Spotlight on Affordable Housing

A Look Forward and Back
September 28, 2022

Social housing projects in and around NYC launched BBB’s portfolio in our early years. Our work to create affordable and accessible housing continues as we partner with cities, developers, and not-for-profits to plan and design communities that empower people.

Projects on the boards are pictured above from left to right, clockwise:

Catchlight Crossings, Orlando, FL: A new vision for affordable housing, designed to enhance the lifestyle of its residents.

Client: Wendover Housing Partners.
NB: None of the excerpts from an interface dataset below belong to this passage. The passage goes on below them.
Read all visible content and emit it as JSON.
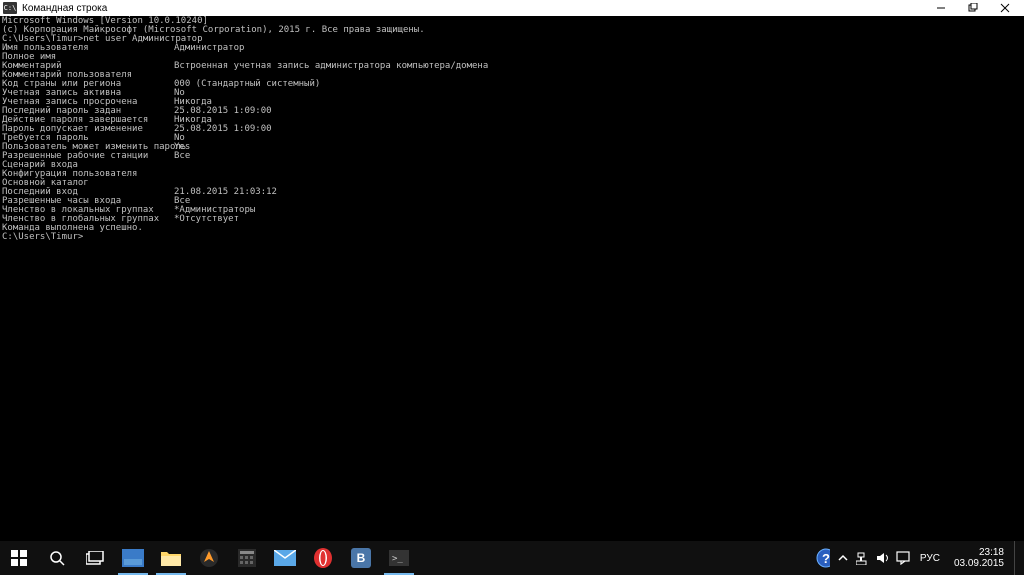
{
  "window": {
    "icon_text": "C:\\",
    "title": "Командная строка"
  },
  "console": {
    "header1": "Microsoft Windows [Version 10.0.10240]",
    "header2": "(с) Корпорация Майкрософт (Microsoft Corporation), 2015 г. Все права защищены.",
    "prompt1": "C:\\Users\\Timur>net user Администратор",
    "rows1": [
      {
        "k": "Имя пользователя",
        "v": "Администратор"
      },
      {
        "k": "Полное имя",
        "v": ""
      },
      {
        "k": "Комментарий",
        "v": "Встроенная учетная запись администратора компьютера/домена"
      },
      {
        "k": "Комментарий пользователя",
        "v": ""
      },
      {
        "k": "Код страны или региона",
        "v": "000 (Стандартный системный)"
      },
      {
        "k": "Учетная запись активна",
        "v": "No"
      },
      {
        "k": "Учетная запись просрочена",
        "v": "Никогда"
      }
    ],
    "rows2": [
      {
        "k": "Последний пароль задан",
        "v": "25.08.2015 1:09:00"
      },
      {
        "k": "Действие пароля завершается",
        "v": "Никогда"
      },
      {
        "k": "Пароль допускает изменение",
        "v": "25.08.2015 1:09:00"
      },
      {
        "k": "Требуется пароль",
        "v": "No"
      },
      {
        "k": "Пользователь может изменить пароль",
        "v": "Yes"
      }
    ],
    "rows3": [
      {
        "k": "Разрешенные рабочие станции",
        "v": "Все"
      },
      {
        "k": "Сценарий входа",
        "v": ""
      },
      {
        "k": "Конфигурация пользователя",
        "v": ""
      },
      {
        "k": "Основной каталог",
        "v": ""
      },
      {
        "k": "Последний вход",
        "v": "21.08.2015 21:03:12"
      }
    ],
    "rows4": [
      {
        "k": "Разрешенные часы входа",
        "v": "Все"
      }
    ],
    "rows5": [
      {
        "k": "Членство в локальных группах",
        "v": "*Администраторы"
      },
      {
        "k": "Членство в глобальных группах",
        "v": "*Отсутствует"
      }
    ],
    "success": "Команда выполнена успешно.",
    "prompt2": "C:\\Users\\Timur>"
  },
  "taskbar": {
    "lang": "РУС",
    "time": "23:18",
    "date": "03.09.2015"
  }
}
Read more

405-407 West 206th Street, New York, NY:  Three mixed-income towers planned and designed by BBB will contain market-rate and affordable homes, and house the Immigrant Research and Performing Arts Center led by Peoples Theatre Project.
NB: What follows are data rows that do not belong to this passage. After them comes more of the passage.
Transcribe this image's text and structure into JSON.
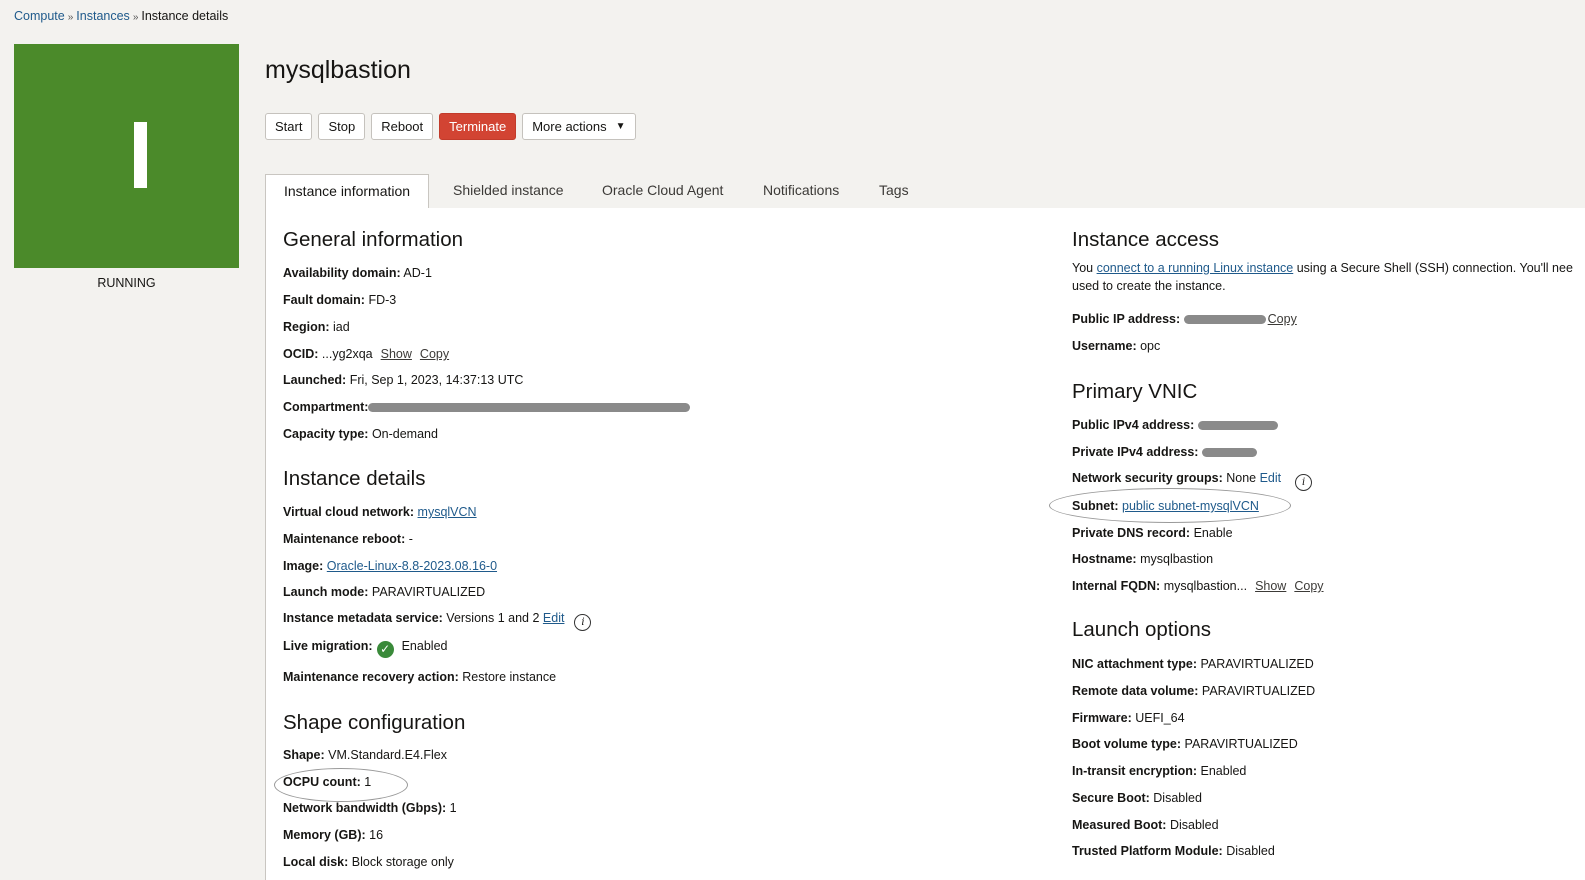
{
  "breadcrumb": {
    "compute": "Compute",
    "instances": "Instances",
    "current": "Instance details"
  },
  "instance": {
    "name": "mysqlbastion",
    "avatar_letter": "I",
    "state": "RUNNING",
    "avatar_color": "#4b8a2a"
  },
  "actions": {
    "start": "Start",
    "stop": "Stop",
    "reboot": "Reboot",
    "terminate": "Terminate",
    "more": "More actions"
  },
  "tabs": [
    "Instance information",
    "Shielded instance",
    "Oracle Cloud Agent",
    "Notifications",
    "Tags"
  ],
  "general": {
    "heading": "General information",
    "availability_domain": {
      "label": "Availability domain:",
      "value": "AD-1"
    },
    "fault_domain": {
      "label": "Fault domain:",
      "value": "FD-3"
    },
    "region": {
      "label": "Region:",
      "value": "iad"
    },
    "ocid": {
      "label": "OCID:",
      "value": "...yg2xqa",
      "show": "Show",
      "copy": "Copy"
    },
    "launched": {
      "label": "Launched:",
      "value": "Fri, Sep 1, 2023, 14:37:13 UTC"
    },
    "compartment": {
      "label": "Compartment:"
    },
    "capacity_type": {
      "label": "Capacity type:",
      "value": "On-demand"
    }
  },
  "details": {
    "heading": "Instance details",
    "vcn": {
      "label": "Virtual cloud network:",
      "value": "mysqlVCN"
    },
    "maintenance_reboot": {
      "label": "Maintenance reboot:",
      "value": "-"
    },
    "image": {
      "label": "Image:",
      "value": "Oracle-Linux-8.8-2023.08.16-0"
    },
    "launch_mode": {
      "label": "Launch mode:",
      "value": "PARAVIRTUALIZED"
    },
    "metadata_service": {
      "label": "Instance metadata service:",
      "value": "Versions 1 and 2",
      "edit": "Edit"
    },
    "live_migration": {
      "label": "Live migration:",
      "value": "Enabled"
    },
    "recovery_action": {
      "label": "Maintenance recovery action:",
      "value": "Restore instance"
    }
  },
  "shape": {
    "heading": "Shape configuration",
    "shape": {
      "label": "Shape:",
      "value": "VM.Standard.E4.Flex"
    },
    "ocpu": {
      "label": "OCPU count:",
      "value": "1"
    },
    "bandwidth": {
      "label": "Network bandwidth (Gbps):",
      "value": "1"
    },
    "memory": {
      "label": "Memory (GB):",
      "value": "16"
    },
    "local_disk": {
      "label": "Local disk:",
      "value": "Block storage only"
    }
  },
  "access": {
    "heading": "Instance access",
    "text_before": "You ",
    "link": "connect to a running Linux instance",
    "text_after": " using a Secure Shell (SSH) connection. You'll nee",
    "text_line2": "used to create the instance.",
    "public_ip": {
      "label": "Public IP address:",
      "copy": "Copy"
    },
    "username": {
      "label": "Username:",
      "value": "opc"
    }
  },
  "vnic": {
    "heading": "Primary VNIC",
    "public_ipv4": {
      "label": "Public IPv4 address:"
    },
    "private_ipv4": {
      "label": "Private IPv4 address:"
    },
    "nsg": {
      "label": "Network security groups:",
      "value": "None",
      "edit": "Edit"
    },
    "subnet": {
      "label": "Subnet:",
      "value": "public subnet-mysqlVCN"
    },
    "dns": {
      "label": "Private DNS record:",
      "value": "Enable"
    },
    "hostname": {
      "label": "Hostname:",
      "value": "mysqlbastion"
    },
    "fqdn": {
      "label": "Internal FQDN:",
      "value": "mysqlbastion...",
      "show": "Show",
      "copy": "Copy"
    }
  },
  "launch": {
    "heading": "Launch options",
    "nic": {
      "label": "NIC attachment type:",
      "value": "PARAVIRTUALIZED"
    },
    "remote_volume": {
      "label": "Remote data volume:",
      "value": "PARAVIRTUALIZED"
    },
    "firmware": {
      "label": "Firmware:",
      "value": "UEFI_64"
    },
    "boot_volume": {
      "label": "Boot volume type:",
      "value": "PARAVIRTUALIZED"
    },
    "encryption": {
      "label": "In-transit encryption:",
      "value": "Enabled"
    },
    "secure_boot": {
      "label": "Secure Boot:",
      "value": "Disabled"
    },
    "measured_boot": {
      "label": "Measured Boot:",
      "value": "Disabled"
    },
    "tpm": {
      "label": "Trusted Platform Module:",
      "value": "Disabled"
    }
  }
}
Client: LMXD, Taconic Partners, & MSquared. Read more

Langston Terrace Dwellings, Washington, DC: Revitalization or a 1930s campus—designed & built by African Americans in the International Style—aims to empower residents through economic opportunity, improved quality of life, and increased connectivity.

Client: DC Housing Authority. Read more
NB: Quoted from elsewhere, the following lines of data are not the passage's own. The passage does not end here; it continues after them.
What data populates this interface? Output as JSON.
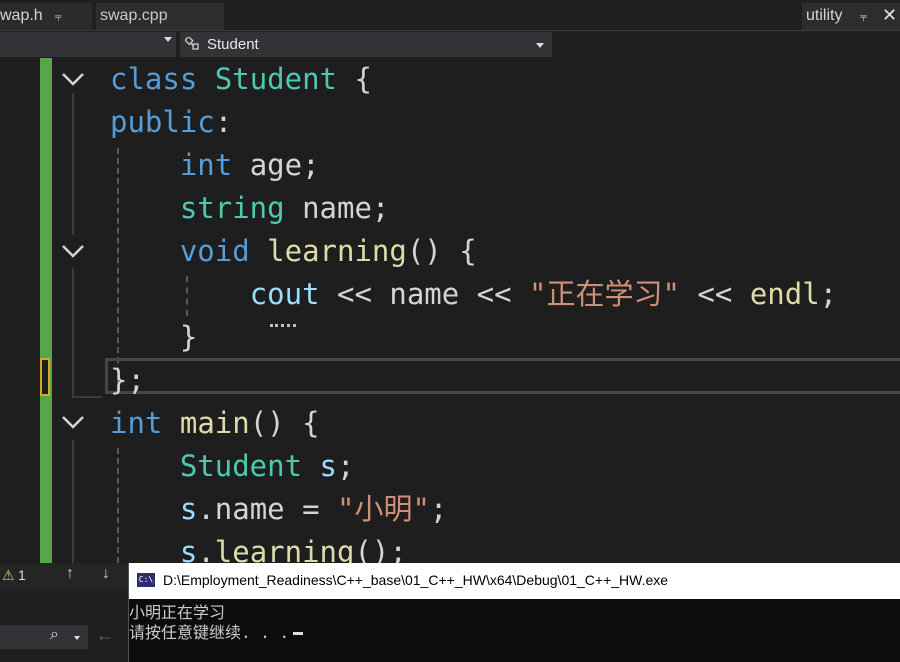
{
  "tabs": [
    {
      "label": "wap.h",
      "pinned": true
    },
    {
      "label": "swap.cpp"
    },
    {
      "label": "utility",
      "pinned": true
    }
  ],
  "navbar": {
    "scope": "",
    "member": "Student"
  },
  "code_lines": [
    [
      [
        "kw",
        "class"
      ],
      [
        "tx",
        " "
      ],
      [
        "ty",
        "Student"
      ],
      [
        "tx",
        " {"
      ]
    ],
    [
      [
        "kw",
        "public"
      ],
      [
        "tx",
        ":"
      ]
    ],
    [
      [
        "tx",
        "    "
      ],
      [
        "kw",
        "int"
      ],
      [
        "tx",
        " age;"
      ]
    ],
    [
      [
        "tx",
        "    "
      ],
      [
        "ty",
        "string"
      ],
      [
        "tx",
        " name;"
      ]
    ],
    [
      [
        "tx",
        "    "
      ],
      [
        "kw",
        "void"
      ],
      [
        "tx",
        " "
      ],
      [
        "fn",
        "learning"
      ],
      [
        "tx",
        "() {"
      ]
    ],
    [
      [
        "tx",
        "        "
      ],
      [
        "va",
        "cout"
      ],
      [
        "tx",
        " << name << "
      ],
      [
        "st",
        "\"正在学习\""
      ],
      [
        "tx",
        " << "
      ],
      [
        "fn",
        "endl"
      ],
      [
        "tx",
        ";"
      ]
    ],
    [
      [
        "tx",
        "    }"
      ]
    ],
    [
      [
        "tx",
        "};"
      ]
    ],
    [
      [
        "kw",
        "int"
      ],
      [
        "tx",
        " "
      ],
      [
        "fn",
        "main"
      ],
      [
        "tx",
        "() {"
      ]
    ],
    [
      [
        "tx",
        "    "
      ],
      [
        "ty",
        "Student"
      ],
      [
        "tx",
        " "
      ],
      [
        "va",
        "s"
      ],
      [
        "tx",
        ";"
      ]
    ],
    [
      [
        "tx",
        "    "
      ],
      [
        "va",
        "s"
      ],
      [
        "tx",
        ".name = "
      ],
      [
        "st",
        "\"小明\""
      ],
      [
        "tx",
        ";"
      ]
    ],
    [
      [
        "tx",
        "    "
      ],
      [
        "va",
        "s"
      ],
      [
        "tx",
        "."
      ],
      [
        "fn",
        "learning"
      ],
      [
        "tx",
        "();"
      ]
    ]
  ],
  "error_list": {
    "warning_count": "1"
  },
  "console": {
    "title": "D:\\Employment_Readiness\\C++_base\\01_C++_HW\\x64\\Debug\\01_C++_HW.exe",
    "icon_label": "C:\\",
    "output": [
      "小明正在学习",
      "请按任意键继续. . ."
    ]
  }
}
Verdae Development Master Plan, Greenville, SC: A blueprint for a vibrant and inclusive mixed-use district to support innovative growth and opportunity.

Client: Hollingsworth Funds. Read more

BBB's current portfolio in social housing is informed by its past; we established our roots in affordable housing and community development. One of BBB’s first projects was a collaboration with Jane Jacobs and members of Manhattan’s Community Board 2 on a plan for the Greenwich Village waterfront. By seeking to re-use and revitalize buildings rather than demolish them, BBB was at the forefront of the sustainability movement. Pictured below are some of BBB's earliest affordable housing projects during the firm's first two decades.

Left to right, clockwise: South Street Seaport Master Plan (1973, New York, NY); Original Phoenix House Sketches by John Beyer (1968, Brooklyn, NY); Greenwich Village Waterfront Study (1969, New York, NY); Park Slope Housing (1969, Brooklyn, NY); 2401 Philadelphia (1971, Philadelphia, PA); Opening of BBB New York Office, 31 Union Square West (1968, New York, NY)

Left to right, clockwise: Villa Borinquen Affordable Housing (1976, Jersey City, NJ); Westgate Village (1974, Chester County, PA); Montana Eve Restaurant (1977, New York, NY); Miami Beach Civic and Convention Center (1976, Miami, FL); Downtown Improvement District (1977, Cumberland, MD); Fort Lauderdale Downtown Plan (1976, Fort Lauderdale, FL)

In the 1970s, the firm’s work on historic buildings in sensitive urban sites was diversified with larger-scale planning projects in the tri-state area and beyond. At the end of its first decade, BBB had established itself as a mission-driven architecture and planning firm.